Prompt »
The answer should consist of every line in the material below that has the word "name".

Supplied entries »

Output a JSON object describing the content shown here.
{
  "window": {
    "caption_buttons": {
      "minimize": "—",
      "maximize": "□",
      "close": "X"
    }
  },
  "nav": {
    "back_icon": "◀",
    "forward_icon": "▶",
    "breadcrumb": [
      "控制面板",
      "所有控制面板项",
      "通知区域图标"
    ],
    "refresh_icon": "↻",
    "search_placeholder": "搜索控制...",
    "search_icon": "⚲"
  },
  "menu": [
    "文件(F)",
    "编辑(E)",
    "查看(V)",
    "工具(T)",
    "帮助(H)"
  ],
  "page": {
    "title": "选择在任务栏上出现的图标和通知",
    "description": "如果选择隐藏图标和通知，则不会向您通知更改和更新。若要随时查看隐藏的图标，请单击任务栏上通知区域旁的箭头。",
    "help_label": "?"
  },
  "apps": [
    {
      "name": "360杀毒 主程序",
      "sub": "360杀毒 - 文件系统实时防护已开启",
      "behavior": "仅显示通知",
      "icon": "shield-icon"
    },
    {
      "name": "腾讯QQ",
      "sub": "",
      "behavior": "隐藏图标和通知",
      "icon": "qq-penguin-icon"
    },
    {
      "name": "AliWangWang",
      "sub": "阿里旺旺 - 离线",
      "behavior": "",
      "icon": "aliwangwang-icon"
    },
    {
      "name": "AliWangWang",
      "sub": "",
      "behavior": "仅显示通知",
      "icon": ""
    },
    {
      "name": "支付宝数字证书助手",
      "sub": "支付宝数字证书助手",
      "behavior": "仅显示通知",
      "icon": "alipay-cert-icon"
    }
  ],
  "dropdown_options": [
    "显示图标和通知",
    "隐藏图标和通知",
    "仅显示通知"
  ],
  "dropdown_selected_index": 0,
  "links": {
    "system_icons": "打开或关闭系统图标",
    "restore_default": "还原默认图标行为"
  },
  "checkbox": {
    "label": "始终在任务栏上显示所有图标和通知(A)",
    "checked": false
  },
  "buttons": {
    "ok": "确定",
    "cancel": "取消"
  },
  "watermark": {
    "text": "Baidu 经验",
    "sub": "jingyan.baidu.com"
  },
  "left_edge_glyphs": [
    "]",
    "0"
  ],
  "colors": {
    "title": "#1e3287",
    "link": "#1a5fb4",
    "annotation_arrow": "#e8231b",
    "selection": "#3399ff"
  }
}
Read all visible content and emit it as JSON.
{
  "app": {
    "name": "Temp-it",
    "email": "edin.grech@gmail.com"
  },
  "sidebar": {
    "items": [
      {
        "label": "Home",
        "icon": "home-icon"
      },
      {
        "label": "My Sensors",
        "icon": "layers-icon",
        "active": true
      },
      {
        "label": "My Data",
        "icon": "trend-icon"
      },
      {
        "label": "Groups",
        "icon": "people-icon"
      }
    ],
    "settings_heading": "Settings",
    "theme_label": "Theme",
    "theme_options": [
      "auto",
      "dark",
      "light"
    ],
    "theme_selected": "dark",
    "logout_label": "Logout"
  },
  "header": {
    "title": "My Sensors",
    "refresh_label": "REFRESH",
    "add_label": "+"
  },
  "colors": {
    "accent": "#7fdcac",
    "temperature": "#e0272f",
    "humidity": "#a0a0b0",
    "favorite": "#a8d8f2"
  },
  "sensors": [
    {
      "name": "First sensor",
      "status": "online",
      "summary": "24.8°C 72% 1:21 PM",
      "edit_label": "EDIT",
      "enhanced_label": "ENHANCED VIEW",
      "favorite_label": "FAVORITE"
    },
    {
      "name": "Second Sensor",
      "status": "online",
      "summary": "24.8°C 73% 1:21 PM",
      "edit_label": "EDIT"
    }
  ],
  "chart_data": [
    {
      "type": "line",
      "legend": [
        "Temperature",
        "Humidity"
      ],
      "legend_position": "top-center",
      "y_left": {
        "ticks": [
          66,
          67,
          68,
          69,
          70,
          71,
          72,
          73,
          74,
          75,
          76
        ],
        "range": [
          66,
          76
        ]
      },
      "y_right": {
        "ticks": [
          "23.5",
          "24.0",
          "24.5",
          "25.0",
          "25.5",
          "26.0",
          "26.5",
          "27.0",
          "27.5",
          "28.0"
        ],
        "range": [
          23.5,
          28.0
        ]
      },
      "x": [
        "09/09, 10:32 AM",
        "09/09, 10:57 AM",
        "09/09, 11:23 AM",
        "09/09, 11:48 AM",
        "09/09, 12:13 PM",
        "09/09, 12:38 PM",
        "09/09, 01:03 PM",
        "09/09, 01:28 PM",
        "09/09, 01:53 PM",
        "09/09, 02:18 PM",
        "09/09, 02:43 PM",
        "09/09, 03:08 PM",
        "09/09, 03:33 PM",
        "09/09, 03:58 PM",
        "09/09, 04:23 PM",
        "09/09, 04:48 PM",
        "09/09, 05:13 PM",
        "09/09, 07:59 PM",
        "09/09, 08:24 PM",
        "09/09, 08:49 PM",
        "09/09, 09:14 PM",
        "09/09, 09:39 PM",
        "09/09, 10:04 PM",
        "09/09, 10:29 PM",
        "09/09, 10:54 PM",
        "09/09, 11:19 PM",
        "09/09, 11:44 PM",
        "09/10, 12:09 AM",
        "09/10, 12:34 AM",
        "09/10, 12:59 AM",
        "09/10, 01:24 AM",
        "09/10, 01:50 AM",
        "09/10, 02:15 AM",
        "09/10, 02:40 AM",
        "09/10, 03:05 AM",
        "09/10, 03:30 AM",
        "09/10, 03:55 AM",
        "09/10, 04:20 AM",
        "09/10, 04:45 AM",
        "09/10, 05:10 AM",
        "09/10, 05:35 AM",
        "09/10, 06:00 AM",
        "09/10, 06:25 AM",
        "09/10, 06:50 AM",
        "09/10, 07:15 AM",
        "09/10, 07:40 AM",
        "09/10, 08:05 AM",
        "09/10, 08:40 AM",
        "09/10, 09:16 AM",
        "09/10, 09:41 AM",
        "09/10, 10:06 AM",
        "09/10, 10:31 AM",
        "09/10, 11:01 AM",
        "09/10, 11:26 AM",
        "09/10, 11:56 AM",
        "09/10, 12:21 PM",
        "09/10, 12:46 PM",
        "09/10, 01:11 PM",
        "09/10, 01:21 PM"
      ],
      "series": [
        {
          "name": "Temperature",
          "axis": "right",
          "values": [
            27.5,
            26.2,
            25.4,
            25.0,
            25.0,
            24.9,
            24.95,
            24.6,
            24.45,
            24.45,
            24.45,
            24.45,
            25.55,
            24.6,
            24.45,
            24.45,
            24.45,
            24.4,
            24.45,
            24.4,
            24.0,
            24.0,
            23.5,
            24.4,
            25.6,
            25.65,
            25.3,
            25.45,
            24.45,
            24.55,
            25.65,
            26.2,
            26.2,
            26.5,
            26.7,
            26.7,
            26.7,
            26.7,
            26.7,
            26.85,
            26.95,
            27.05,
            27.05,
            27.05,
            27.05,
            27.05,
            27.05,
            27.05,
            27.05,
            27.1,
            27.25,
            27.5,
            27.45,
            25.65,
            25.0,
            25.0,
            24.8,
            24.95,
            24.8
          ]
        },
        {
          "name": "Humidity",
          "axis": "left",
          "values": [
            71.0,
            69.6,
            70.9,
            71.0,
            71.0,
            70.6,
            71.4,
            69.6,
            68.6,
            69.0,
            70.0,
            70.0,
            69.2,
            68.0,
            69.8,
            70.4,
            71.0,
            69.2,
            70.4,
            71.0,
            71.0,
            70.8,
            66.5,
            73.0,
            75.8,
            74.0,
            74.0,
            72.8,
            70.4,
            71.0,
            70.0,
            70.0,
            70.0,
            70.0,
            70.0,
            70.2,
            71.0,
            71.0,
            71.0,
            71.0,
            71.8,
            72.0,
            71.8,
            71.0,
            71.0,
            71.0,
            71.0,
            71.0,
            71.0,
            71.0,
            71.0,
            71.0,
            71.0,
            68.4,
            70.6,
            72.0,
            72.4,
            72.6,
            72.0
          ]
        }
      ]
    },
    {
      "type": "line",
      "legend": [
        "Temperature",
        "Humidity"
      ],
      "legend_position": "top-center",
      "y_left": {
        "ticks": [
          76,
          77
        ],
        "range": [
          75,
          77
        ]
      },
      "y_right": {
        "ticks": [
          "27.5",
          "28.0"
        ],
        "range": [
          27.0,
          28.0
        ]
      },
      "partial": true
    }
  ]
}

Result for this exercise »
      "name": "360杀毒 主程序",
      "name": "腾讯QQ",
      "name": "AliWangWang",
      "name": "AliWangWang",
      "name": "支付宝数字证书助手",
    "name": "Temp-it",
      "name": "First sensor",
      "name": "Second Sensor",
          "name": "Temperature",
          "name": "Humidity",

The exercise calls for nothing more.